What needs to be done: Find and return every line of the data that contains the word "Default".

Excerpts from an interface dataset
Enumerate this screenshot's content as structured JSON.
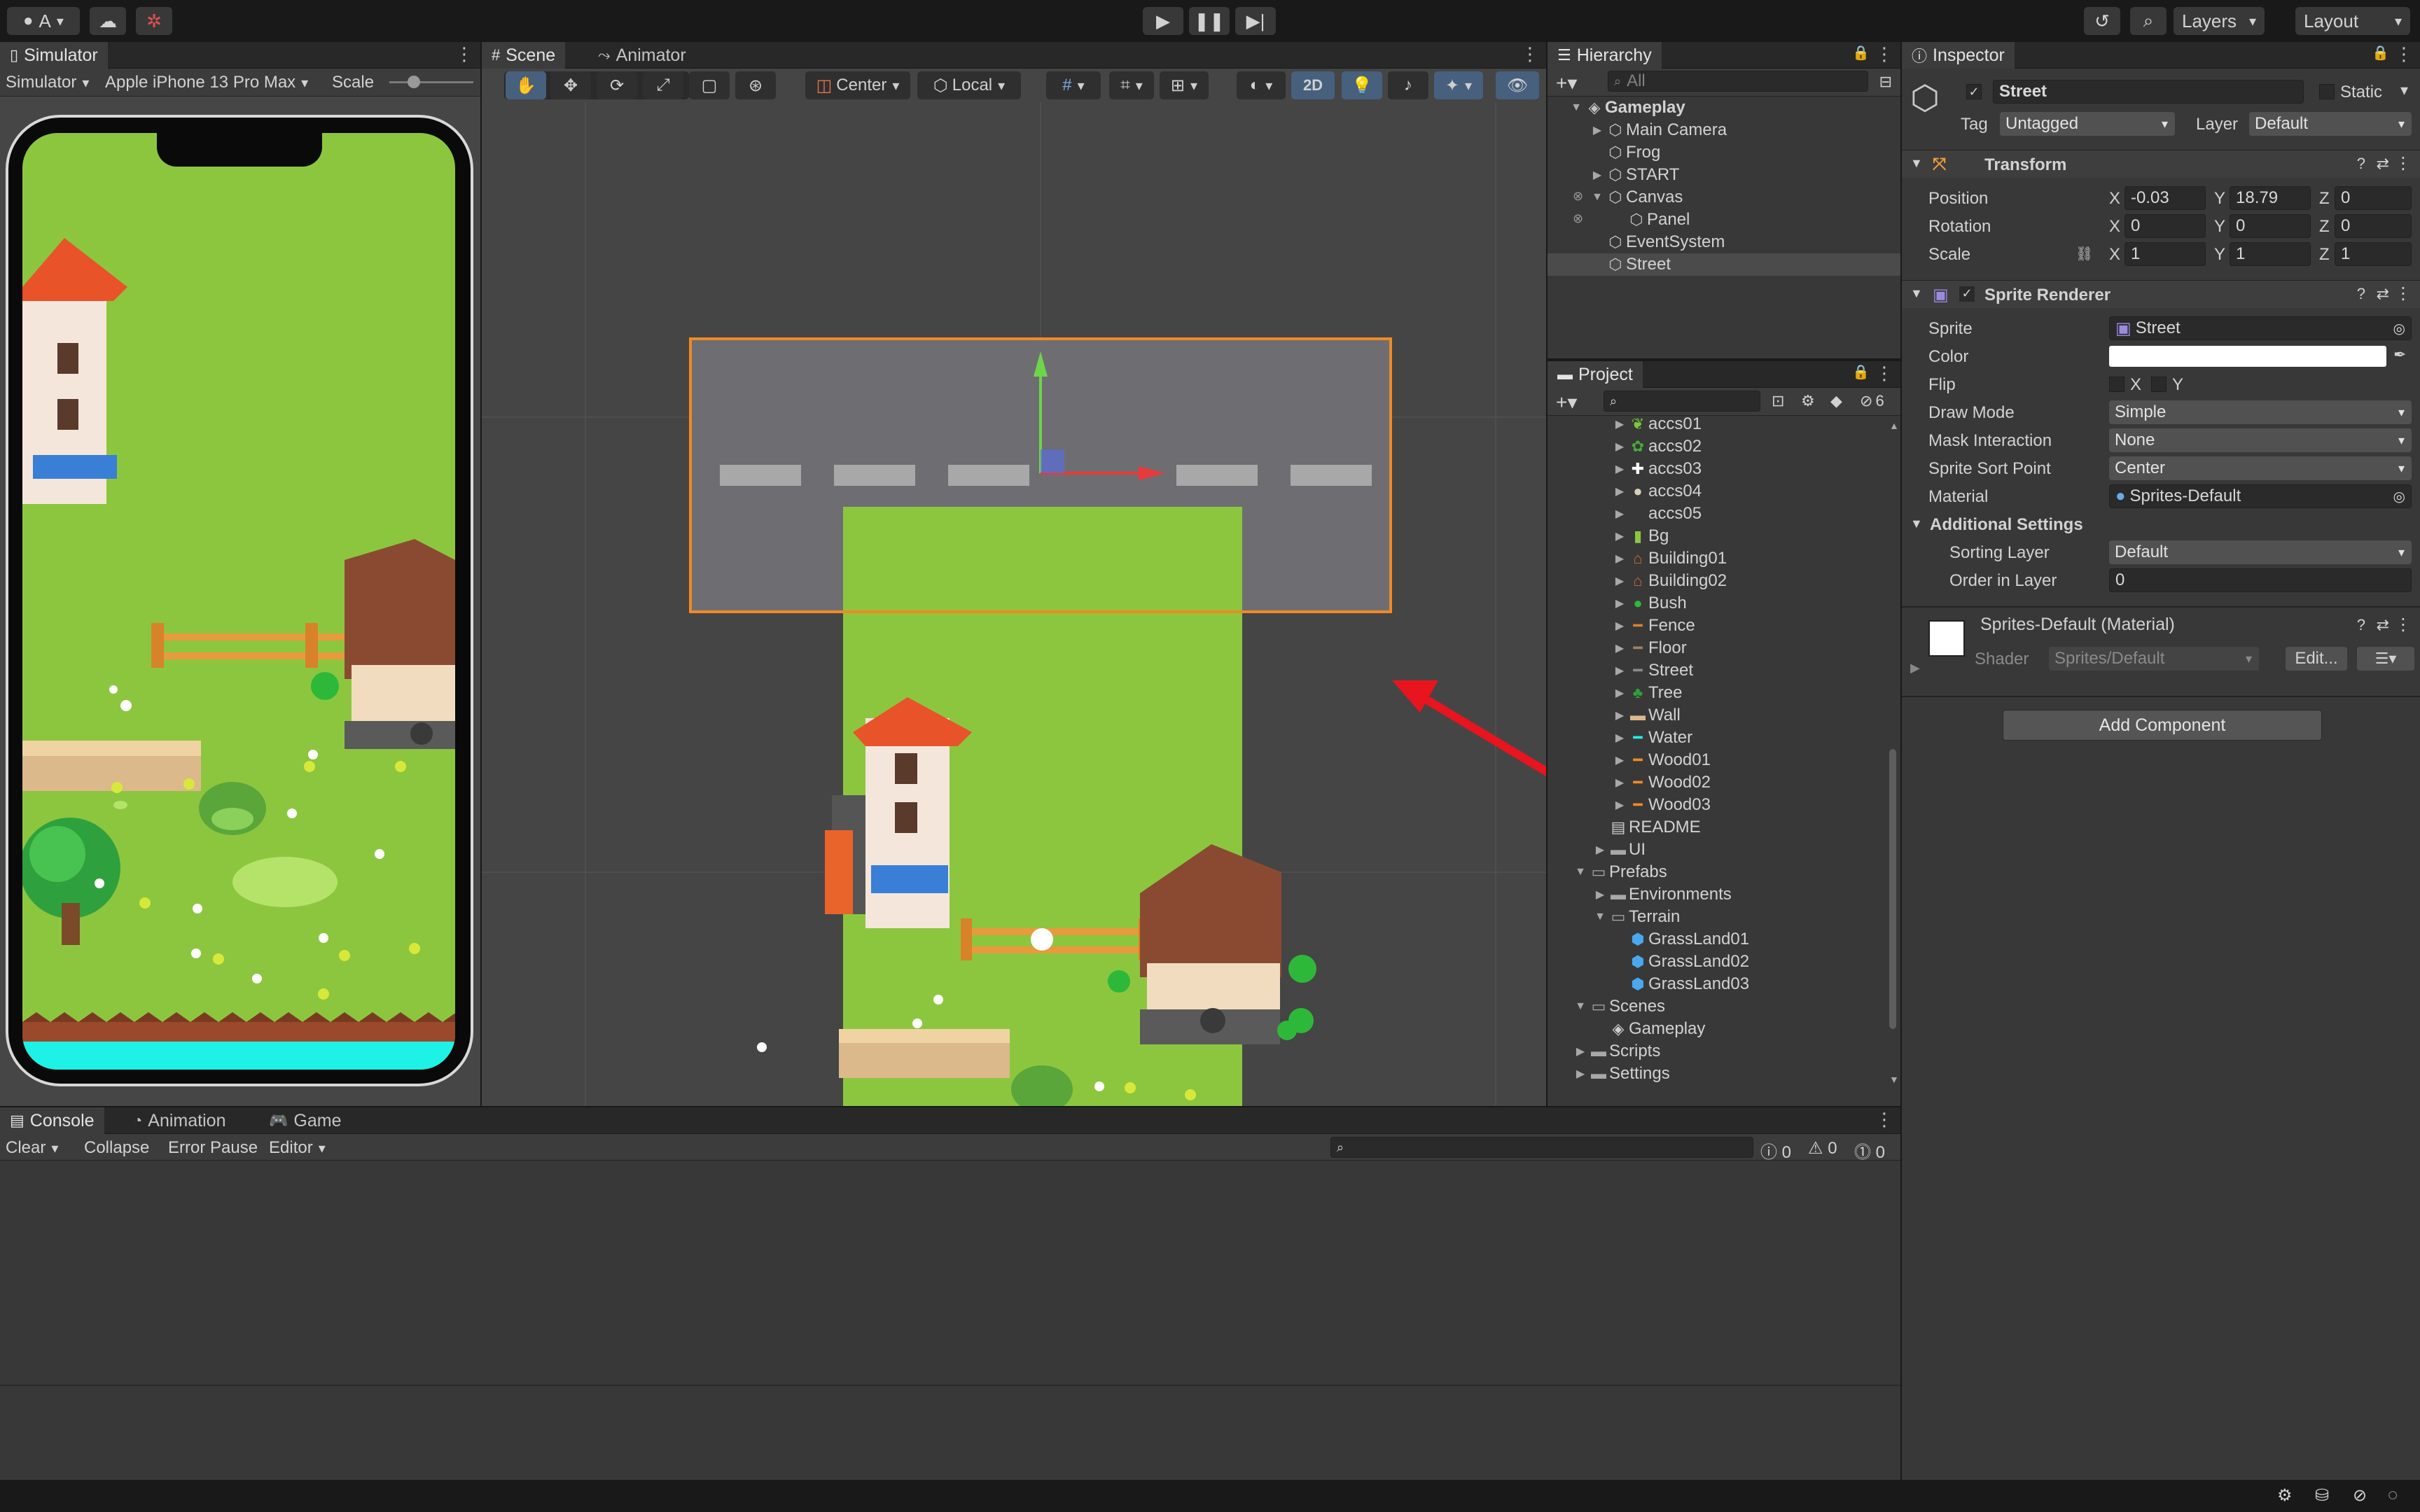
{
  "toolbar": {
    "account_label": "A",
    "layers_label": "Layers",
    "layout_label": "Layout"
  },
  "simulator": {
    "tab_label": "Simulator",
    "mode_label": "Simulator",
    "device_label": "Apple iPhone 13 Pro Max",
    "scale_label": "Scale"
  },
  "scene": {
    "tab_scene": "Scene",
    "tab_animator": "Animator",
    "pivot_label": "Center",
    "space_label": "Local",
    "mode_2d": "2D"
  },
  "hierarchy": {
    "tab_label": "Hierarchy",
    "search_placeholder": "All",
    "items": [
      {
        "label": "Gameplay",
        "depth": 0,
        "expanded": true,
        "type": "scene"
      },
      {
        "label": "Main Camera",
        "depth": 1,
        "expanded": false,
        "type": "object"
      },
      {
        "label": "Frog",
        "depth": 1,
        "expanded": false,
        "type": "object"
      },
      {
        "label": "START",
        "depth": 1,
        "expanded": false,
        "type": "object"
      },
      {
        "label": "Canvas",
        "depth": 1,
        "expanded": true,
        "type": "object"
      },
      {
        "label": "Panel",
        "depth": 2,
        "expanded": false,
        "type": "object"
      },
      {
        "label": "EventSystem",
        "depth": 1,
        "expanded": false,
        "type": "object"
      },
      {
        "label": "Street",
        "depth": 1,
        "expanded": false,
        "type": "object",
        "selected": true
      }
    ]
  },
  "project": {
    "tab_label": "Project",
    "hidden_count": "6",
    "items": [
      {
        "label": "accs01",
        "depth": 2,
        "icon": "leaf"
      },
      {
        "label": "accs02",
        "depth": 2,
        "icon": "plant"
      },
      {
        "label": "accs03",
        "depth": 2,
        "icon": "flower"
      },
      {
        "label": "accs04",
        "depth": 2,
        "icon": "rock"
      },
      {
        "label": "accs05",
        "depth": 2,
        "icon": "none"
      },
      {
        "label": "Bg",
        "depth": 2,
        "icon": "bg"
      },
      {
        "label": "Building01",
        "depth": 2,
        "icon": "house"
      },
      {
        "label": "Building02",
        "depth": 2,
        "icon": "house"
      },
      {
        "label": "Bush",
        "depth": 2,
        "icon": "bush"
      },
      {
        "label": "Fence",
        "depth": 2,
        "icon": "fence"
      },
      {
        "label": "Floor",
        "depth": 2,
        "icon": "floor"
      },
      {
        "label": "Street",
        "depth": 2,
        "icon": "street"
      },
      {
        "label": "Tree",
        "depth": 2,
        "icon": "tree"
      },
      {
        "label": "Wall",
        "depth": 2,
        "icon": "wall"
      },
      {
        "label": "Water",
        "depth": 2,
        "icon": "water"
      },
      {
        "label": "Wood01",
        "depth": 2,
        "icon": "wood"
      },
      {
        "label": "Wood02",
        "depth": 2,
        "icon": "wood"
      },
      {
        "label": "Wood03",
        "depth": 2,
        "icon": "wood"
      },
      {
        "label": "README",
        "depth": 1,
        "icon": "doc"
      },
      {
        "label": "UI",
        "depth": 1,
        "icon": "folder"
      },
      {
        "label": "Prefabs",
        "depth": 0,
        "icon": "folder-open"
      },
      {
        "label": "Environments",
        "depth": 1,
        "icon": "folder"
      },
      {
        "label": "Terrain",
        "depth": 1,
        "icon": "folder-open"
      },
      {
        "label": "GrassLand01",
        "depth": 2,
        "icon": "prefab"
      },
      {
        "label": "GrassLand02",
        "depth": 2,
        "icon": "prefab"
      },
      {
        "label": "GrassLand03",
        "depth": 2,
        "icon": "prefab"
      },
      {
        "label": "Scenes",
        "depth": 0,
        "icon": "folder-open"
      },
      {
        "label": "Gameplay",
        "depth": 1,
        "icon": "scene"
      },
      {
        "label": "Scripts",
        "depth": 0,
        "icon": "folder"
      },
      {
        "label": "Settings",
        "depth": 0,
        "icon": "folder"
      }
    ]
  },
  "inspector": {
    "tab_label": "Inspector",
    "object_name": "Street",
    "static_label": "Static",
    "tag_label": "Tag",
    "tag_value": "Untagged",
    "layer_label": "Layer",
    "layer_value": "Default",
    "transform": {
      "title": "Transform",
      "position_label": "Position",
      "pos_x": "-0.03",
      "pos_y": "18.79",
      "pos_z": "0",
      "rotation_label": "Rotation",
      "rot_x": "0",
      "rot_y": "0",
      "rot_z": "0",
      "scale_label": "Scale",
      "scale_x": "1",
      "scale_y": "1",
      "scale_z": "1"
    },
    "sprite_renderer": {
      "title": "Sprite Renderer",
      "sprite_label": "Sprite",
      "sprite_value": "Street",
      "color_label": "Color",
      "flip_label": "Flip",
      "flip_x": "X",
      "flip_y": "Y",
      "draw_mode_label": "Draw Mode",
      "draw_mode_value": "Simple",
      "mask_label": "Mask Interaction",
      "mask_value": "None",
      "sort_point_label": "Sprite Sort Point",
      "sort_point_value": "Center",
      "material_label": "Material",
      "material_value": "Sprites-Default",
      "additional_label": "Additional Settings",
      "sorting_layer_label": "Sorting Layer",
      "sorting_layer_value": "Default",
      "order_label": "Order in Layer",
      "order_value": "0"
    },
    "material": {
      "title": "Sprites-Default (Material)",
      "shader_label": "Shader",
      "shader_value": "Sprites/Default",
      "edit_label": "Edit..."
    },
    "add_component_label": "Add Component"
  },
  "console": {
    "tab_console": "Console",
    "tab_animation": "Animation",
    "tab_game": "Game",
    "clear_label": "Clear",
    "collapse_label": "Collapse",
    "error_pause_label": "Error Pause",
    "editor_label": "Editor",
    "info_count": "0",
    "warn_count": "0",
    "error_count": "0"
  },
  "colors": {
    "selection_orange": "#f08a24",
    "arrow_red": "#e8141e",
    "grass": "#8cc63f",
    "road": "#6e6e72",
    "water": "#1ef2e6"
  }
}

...

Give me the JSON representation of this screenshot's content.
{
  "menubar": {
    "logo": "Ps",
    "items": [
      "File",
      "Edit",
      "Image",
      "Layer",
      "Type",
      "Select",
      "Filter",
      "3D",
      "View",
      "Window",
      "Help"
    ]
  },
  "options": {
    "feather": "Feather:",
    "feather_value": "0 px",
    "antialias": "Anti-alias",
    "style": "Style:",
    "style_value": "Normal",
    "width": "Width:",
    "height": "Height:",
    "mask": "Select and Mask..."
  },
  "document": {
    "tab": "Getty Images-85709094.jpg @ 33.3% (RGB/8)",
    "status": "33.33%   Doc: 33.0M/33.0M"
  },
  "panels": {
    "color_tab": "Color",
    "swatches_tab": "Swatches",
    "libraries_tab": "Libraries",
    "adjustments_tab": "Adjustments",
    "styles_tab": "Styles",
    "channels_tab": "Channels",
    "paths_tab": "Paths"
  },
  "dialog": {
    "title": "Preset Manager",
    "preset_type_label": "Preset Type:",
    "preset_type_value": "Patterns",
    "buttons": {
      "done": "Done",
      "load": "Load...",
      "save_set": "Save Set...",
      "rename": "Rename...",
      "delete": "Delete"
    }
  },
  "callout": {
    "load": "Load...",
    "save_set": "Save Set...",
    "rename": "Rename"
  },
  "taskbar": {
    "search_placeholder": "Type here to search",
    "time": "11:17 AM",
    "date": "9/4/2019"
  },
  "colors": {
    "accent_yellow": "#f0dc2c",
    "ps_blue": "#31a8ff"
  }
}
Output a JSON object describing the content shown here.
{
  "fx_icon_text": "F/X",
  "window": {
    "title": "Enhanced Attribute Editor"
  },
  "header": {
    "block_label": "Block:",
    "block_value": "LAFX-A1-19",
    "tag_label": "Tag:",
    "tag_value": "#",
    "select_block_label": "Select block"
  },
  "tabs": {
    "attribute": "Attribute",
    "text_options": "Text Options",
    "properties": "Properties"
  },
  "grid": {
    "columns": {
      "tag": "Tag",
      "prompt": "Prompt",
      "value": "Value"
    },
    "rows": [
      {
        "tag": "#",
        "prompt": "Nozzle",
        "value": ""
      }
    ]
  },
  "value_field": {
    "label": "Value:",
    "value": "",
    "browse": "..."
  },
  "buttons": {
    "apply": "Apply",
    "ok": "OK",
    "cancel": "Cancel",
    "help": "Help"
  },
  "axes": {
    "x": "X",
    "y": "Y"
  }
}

Worked solution:
    "layer_value": "Default",
      "material_value": "Sprites-Default",
      "sorting_layer_value": "Default",
      "title": "Sprites-Default (Material)",
      "shader_value": "Sprites/Default",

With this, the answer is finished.